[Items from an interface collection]
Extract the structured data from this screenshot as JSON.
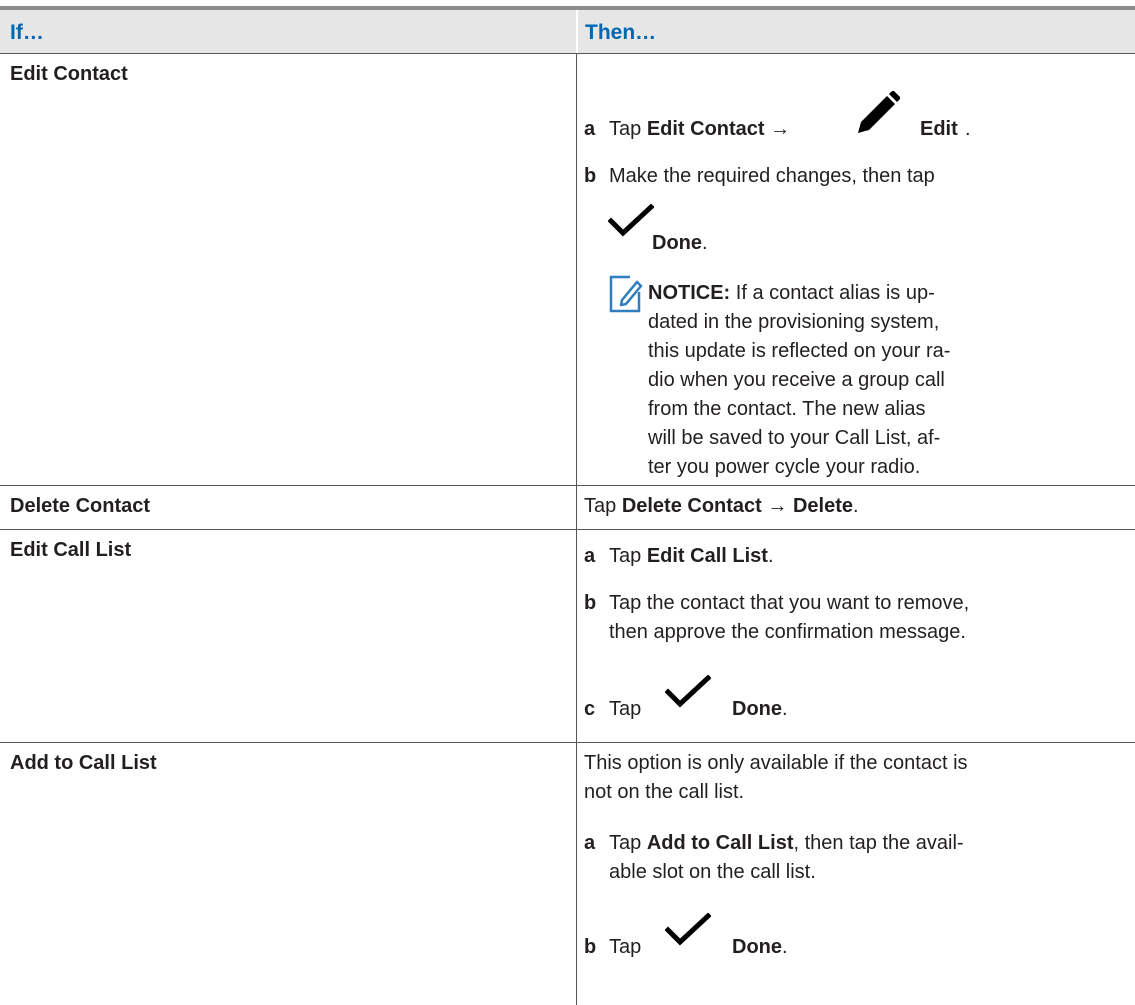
{
  "header": {
    "col_if": "If…",
    "col_then": "Then…"
  },
  "rows": {
    "edit_contact": {
      "if": "Edit Contact",
      "step_a": {
        "label": "a",
        "pre": "Tap ",
        "bold1": "Edit Contact",
        "arrow": " → ",
        "bold2": "Edit",
        "post": "."
      },
      "step_b": {
        "label": "b",
        "text": "Make the required changes, then tap",
        "bold": "Done",
        "post": "."
      },
      "notice": {
        "title": "NOTICE:",
        "lines": [
          " If a contact alias is up-",
          "dated in the provisioning system,",
          "this update is reflected on your ra-",
          "dio when you receive a group call",
          "from the contact. The new alias",
          "will be saved to your Call List, af-",
          "ter you power cycle your radio."
        ]
      }
    },
    "delete_contact": {
      "if": "Delete Contact",
      "pre": "Tap ",
      "bold1": "Delete Contact",
      "arrow": " → ",
      "bold2": "Delete",
      "post": "."
    },
    "edit_call_list": {
      "if": "Edit Call List",
      "step_a": {
        "label": "a",
        "pre": "Tap ",
        "bold": "Edit Call List",
        "post": "."
      },
      "step_b": {
        "label": "b",
        "line1": "Tap the contact that you want to remove,",
        "line2": "then approve the confirmation message."
      },
      "step_c": {
        "label": "c",
        "pre": "Tap",
        "bold": "Done",
        "post": "."
      }
    },
    "add_to_call_list": {
      "if": "Add to Call List",
      "intro_line1": "This option is only available if the contact is",
      "intro_line2": "not on the call list.",
      "step_a": {
        "label": "a",
        "pre": "Tap ",
        "bold": "Add to Call List",
        "post1": ", then tap the avail-",
        "line2": "able slot on the call list."
      },
      "step_b": {
        "label": "b",
        "pre": "Tap",
        "bold": "Done",
        "post": "."
      }
    }
  },
  "icons": [
    "pencil-icon",
    "checkmark-icon",
    "notice-icon"
  ],
  "colors": {
    "header_text": "#0067b0",
    "header_bg": "#e6e6e6",
    "notice_icon": "#2f7ec0"
  }
}
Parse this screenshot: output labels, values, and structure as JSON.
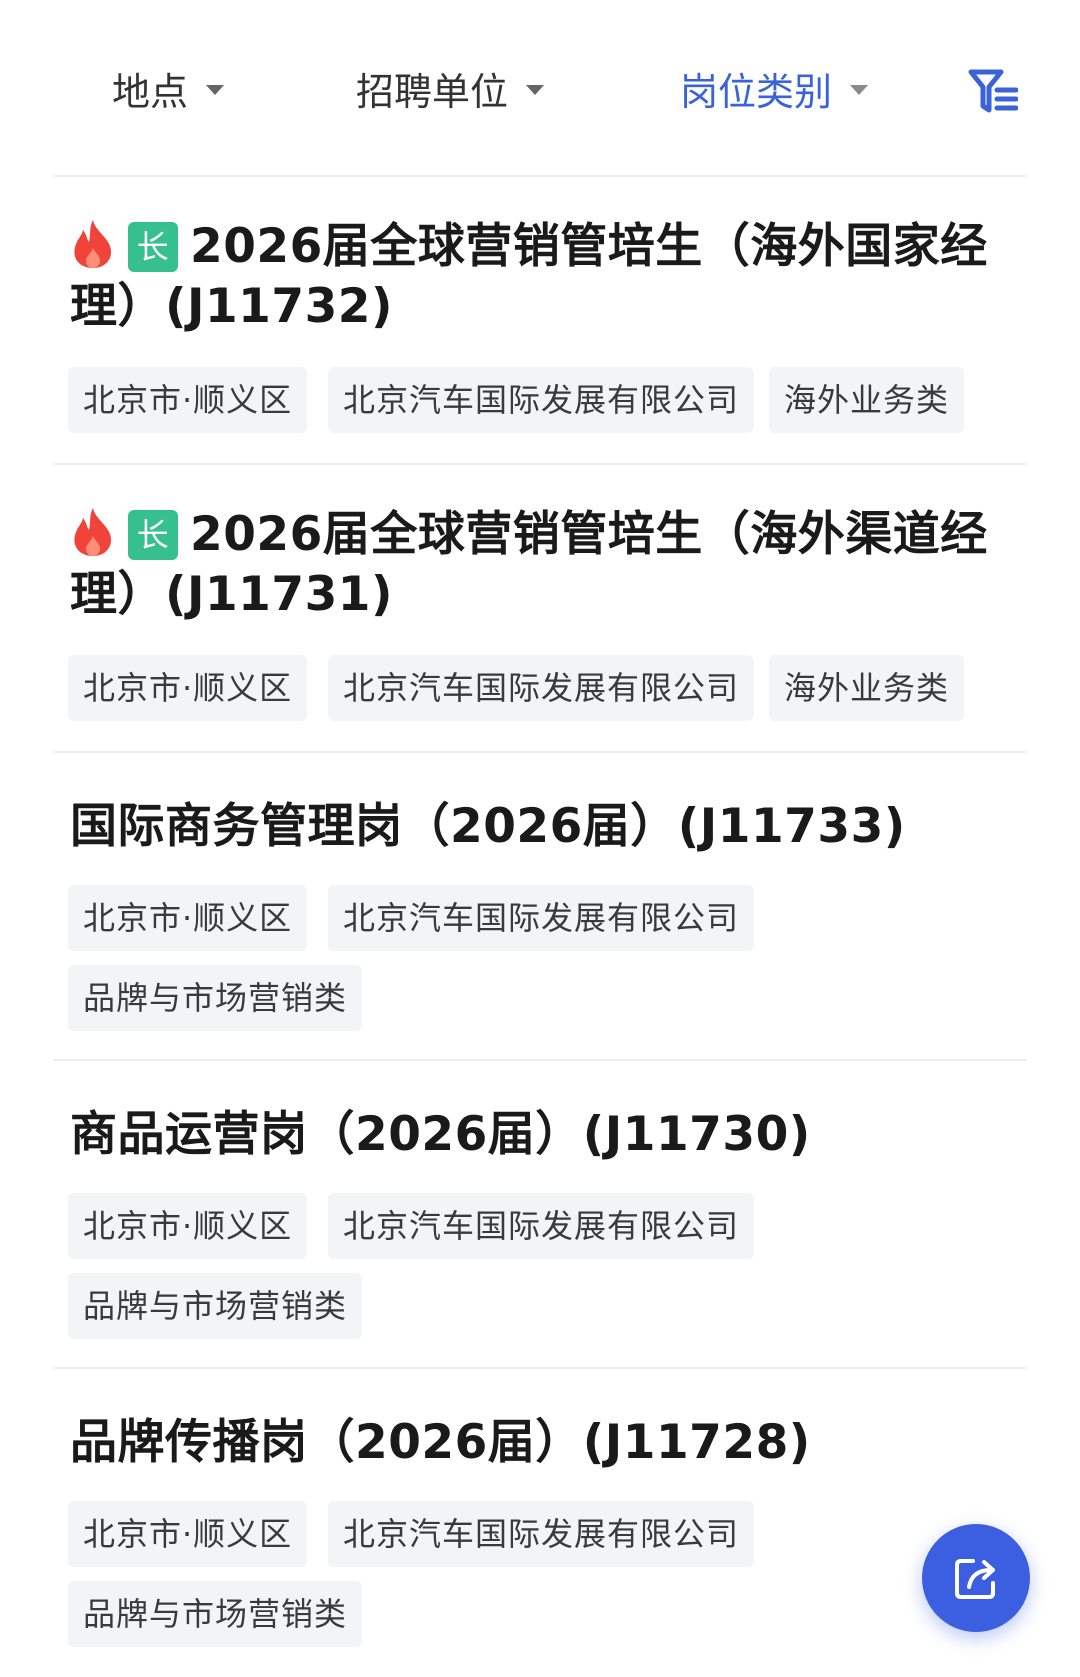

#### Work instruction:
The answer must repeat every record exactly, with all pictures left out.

#### Answer to this task:
Extract the structured data from this screenshot as JSON.
{
  "header": {
    "col_if": "If…",
    "col_then": "Then…"
  },
  "rows": {
    "edit_contact": {
      "if": "Edit Contact",
      "step_a": {
        "label": "a",
        "pre": "Tap ",
        "bold1": "Edit Contact",
        "arrow": " → ",
        "bold2": "Edit",
        "post": "."
      },
      "step_b": {
        "label": "b",
        "text": "Make the required changes, then tap",
        "bold": "Done",
        "post": "."
      },
      "notice": {
        "title": "NOTICE:",
        "lines": [
          " If a contact alias is up-",
          "dated in the provisioning system,",
          "this update is reflected on your ra-",
          "dio when you receive a group call",
          "from the contact. The new alias",
          "will be saved to your Call List, af-",
          "ter you power cycle your radio."
        ]
      }
    },
    "delete_contact": {
      "if": "Delete Contact",
      "pre": "Tap ",
      "bold1": "Delete Contact",
      "arrow": " → ",
      "bold2": "Delete",
      "post": "."
    },
    "edit_call_list": {
      "if": "Edit Call List",
      "step_a": {
        "label": "a",
        "pre": "Tap ",
        "bold": "Edit Call List",
        "post": "."
      },
      "step_b": {
        "label": "b",
        "line1": "Tap the contact that you want to remove,",
        "line2": "then approve the confirmation message."
      },
      "step_c": {
        "label": "c",
        "pre": "Tap",
        "bold": "Done",
        "post": "."
      }
    },
    "add_to_call_list": {
      "if": "Add to Call List",
      "intro_line1": "This option is only available if the contact is",
      "intro_line2": "not on the call list.",
      "step_a": {
        "label": "a",
        "pre": "Tap ",
        "bold": "Add to Call List",
        "post1": ", then tap the avail-",
        "line2": "able slot on the call list."
      },
      "step_b": {
        "label": "b",
        "pre": "Tap",
        "bold": "Done",
        "post": "."
      }
    }
  },
  "icons": [
    "pencil-icon",
    "checkmark-icon",
    "notice-icon"
  ],
  "colors": {
    "header_text": "#0067b0",
    "header_bg": "#e6e6e6",
    "notice_icon": "#2f7ec0"
  }
}
Parse this screenshot: output labels, values, and structure as JSON.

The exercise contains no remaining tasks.